Scaling an Object to an Exact Size
One of the most useful (and least obvious) features of InDesign’s input fields is that no matter what units a field is currently displaying (points, millimeters, inches), you can type in a new value using any of the units InDesign supports, and let InDesign do the conversion for you. InDesign can even do simple math using mixed units. You can enter
1"+3mm-2p any time you need to know how many points equals 2 picas shorter than 1 inch plus 3 millimeters. Try doing that on your calculator! (The answer is 56.504, in case you were curious.)
This versatility can come in handy when you need to scale a placed image or graphic to an exact size.
Let’s say you have placed an image and cropped it just the way you want, but now you need to scale it to a specific size. This example, which seems to be (but probably isn’t) two doomed guys saying their last goodbyes, is 2 inches wide. We want to scale that up to exactly 3-1/3 inches, keeping the proportions the same.
You could use the mouse, and Ctrl/Cmd+Shift-drag on a corner, but that can be finicky. Sometimes it just will not land on the exact number you need. “But wait!” you cry. “I can change the width and height in the Control Panel!” Not so fast, young grasshopper. The problem is, if you enter new values for Width and Height…
… only the size of the frame changes, not the contents:
That’s not very useful. Our two guys are now in even worse trouble than they were before. Let’s undo that, and move one icon group to the right, to the Percent Scale fields.
Entering a new value here will scale frame and contents together, and you don’t have to calculate the percentage increase. Instead, type the exact dimension with its units,
3.333" in this case (
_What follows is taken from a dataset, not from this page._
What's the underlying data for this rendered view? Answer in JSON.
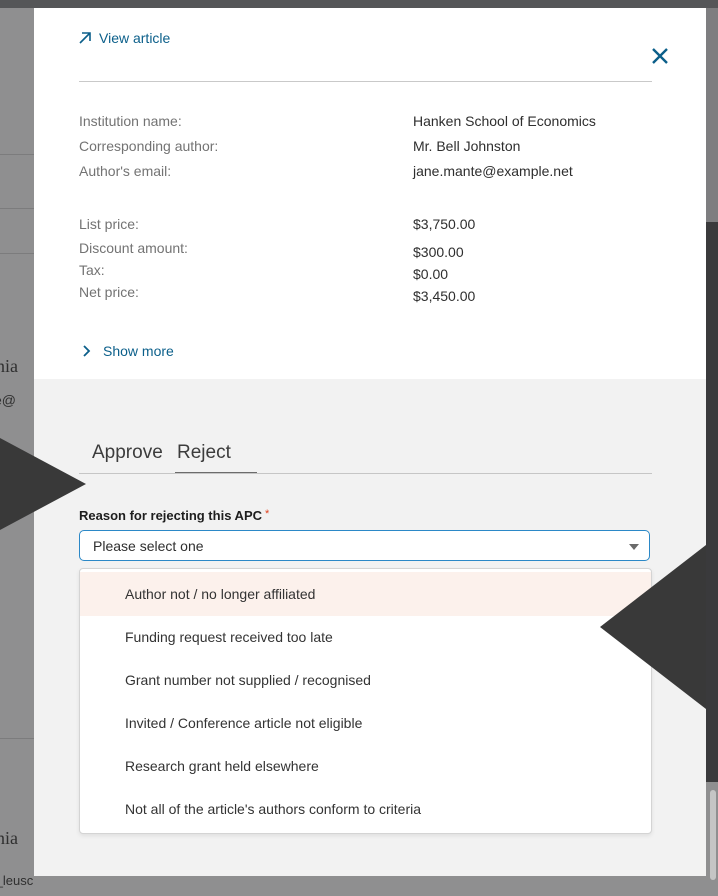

3.333in works, too), into the first field. The height and width are locked in sync, so everything will stay proportional.
This time, we get the result we’re looking for: the container and contents both scale, and the crop doesn’t change.
This applies whether the content is a graphic or text. (Don’t forget the units, though. If you just enter a number without specifying the unit, InDesign assumes you mean “percent.”)
This also works in other situations where you need an exact size that isn’t the default unit. For instance, InDesign stubbornly insists that type is measured in points, but you can enter an exact height for type in millimeters or inches in the Character Panel (or anywhere fine point sizes are sold). Here is 30 pt text that will become 4.3 inch text:
The value you enter instantly translates to the size in points, but you get to skip doing the arithmetic by hand, or on a calculator.
If you’re working on a large poster that calls for “50 cm” or “12 inch” lettering, enter that directly as
12in. This can really speed your work along on any large-format layouts.